One of the famous and most sought after mysteries of mankind, the ability to turn base metal into gold, has inspired a seemingly never ending bunch of cranks and weirdos to claim they’ve achieved the magical feat. Add a bit of immortality into the mix – of course, why not? – and you have Nicolas Flamel.
The 14th century French scribe and manuscript seller, never, as far as we know, actually had anything to do with alchemy in his lifetime, but was ascribed the talent some 250 years later when such things became fashionable in the more brain-dead and elitist circles of European society. Whatever the true story, he has gained notoriety in the field, and to this day, appears in videogames and movies as the dicoverer of the legendary Philosophers Stone. The oldest stone house in Paris is one that Flamel built in 1407 for the homeless in memory of his wife (pictured above) and is now a restaurant.
The coin is a rare one from the Lithuanian Mint, replete with several adornments not usually present in their issues, but with some fine touches. Designed by the talented Miroslav Hric (responsible for some excellent Art Mint issues as well), it has that medieval look and is covered with the symbols of the mystical arts. This is a coin for the 17th century reinterpretated Flamel, rather than the wholesome, but quiet 14th century reality.
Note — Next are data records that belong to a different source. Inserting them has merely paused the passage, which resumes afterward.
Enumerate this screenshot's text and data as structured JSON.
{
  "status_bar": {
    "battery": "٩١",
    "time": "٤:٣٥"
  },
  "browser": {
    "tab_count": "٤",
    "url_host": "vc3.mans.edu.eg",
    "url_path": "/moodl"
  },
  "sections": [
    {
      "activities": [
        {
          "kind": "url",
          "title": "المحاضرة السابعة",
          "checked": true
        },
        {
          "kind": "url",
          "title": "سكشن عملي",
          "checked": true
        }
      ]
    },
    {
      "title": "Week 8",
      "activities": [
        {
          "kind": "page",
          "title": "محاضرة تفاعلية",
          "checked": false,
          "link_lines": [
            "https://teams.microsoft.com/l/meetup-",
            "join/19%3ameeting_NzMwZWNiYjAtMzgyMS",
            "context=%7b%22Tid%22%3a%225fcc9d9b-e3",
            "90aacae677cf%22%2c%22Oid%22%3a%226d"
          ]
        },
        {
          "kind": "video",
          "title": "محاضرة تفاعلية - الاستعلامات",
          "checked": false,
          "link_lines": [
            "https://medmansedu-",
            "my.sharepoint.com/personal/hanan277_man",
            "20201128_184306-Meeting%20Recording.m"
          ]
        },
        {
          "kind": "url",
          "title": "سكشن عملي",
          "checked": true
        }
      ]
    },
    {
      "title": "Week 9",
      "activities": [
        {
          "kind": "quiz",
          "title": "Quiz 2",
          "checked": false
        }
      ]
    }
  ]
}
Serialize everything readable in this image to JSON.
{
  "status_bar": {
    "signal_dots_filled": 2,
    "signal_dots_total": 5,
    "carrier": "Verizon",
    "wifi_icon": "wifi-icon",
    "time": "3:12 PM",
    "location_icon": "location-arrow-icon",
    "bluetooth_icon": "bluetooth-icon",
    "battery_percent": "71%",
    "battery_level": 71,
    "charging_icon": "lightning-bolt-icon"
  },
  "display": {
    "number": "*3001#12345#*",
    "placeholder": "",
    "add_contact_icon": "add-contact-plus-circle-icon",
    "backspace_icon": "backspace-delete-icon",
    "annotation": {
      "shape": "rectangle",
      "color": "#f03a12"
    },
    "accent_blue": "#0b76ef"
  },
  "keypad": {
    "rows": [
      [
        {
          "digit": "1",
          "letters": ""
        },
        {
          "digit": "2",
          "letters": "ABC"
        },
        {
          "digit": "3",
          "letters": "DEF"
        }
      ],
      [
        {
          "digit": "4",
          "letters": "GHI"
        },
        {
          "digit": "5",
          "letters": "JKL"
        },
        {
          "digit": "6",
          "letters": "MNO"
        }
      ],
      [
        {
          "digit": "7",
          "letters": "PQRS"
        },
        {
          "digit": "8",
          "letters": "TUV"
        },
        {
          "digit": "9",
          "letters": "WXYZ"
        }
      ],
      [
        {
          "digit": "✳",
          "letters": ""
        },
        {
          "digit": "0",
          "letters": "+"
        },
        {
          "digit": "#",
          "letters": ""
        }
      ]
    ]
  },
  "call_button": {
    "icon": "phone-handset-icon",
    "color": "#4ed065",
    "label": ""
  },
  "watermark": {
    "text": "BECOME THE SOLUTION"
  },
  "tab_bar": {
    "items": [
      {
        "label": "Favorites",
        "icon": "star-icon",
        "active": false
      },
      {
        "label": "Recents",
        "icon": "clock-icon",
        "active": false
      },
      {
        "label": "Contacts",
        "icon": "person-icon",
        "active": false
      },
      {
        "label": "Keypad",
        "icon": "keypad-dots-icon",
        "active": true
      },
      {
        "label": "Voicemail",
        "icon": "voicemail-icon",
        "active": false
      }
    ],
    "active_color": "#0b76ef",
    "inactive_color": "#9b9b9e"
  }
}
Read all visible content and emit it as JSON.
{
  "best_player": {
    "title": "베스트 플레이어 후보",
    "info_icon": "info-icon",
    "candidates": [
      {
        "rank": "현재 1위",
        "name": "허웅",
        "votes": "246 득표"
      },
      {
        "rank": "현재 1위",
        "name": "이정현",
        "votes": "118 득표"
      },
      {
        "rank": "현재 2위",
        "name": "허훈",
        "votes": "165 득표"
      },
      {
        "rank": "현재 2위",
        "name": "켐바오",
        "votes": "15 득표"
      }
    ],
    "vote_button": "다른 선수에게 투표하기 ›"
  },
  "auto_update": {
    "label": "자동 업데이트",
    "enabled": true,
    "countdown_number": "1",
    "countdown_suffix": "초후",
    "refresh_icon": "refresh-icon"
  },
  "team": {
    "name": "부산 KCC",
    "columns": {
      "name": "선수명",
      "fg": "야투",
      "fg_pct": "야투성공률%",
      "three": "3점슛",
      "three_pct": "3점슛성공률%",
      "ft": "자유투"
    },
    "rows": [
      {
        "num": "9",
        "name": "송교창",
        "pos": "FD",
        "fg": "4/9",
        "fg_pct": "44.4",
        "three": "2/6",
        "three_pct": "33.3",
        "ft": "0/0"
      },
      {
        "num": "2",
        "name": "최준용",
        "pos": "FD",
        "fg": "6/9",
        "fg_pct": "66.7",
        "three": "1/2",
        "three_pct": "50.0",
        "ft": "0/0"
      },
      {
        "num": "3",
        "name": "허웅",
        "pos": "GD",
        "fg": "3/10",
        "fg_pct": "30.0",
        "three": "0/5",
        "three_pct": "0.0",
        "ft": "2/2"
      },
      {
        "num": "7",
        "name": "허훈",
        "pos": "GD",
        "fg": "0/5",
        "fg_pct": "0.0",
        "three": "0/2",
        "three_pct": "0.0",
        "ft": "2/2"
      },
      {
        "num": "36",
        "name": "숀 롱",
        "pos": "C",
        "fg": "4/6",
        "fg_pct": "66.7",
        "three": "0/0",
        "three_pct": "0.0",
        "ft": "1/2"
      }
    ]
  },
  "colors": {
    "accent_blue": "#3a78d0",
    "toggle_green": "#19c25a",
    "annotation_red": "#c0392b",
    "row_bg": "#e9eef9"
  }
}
Antique-finished, selective gilding on both faces, and a Swarovski crystal representing the Philosophers Stone, it packs a lot in, yet never loses focus on the subject. Beautifully done, especially that gorgeous snake rim, eating its own tail, Ouroboros defined. Presentation looks good and the 2 oz silver coin has a mintage of just 500 pieces. It’s rare to see a subject like this given the ancient mythology ‘treatment’, but it clearly works, so hopefully we’ll see a sequel coin. The medieval world is full of legends like this and it’s an overlooked period in modern numismatics.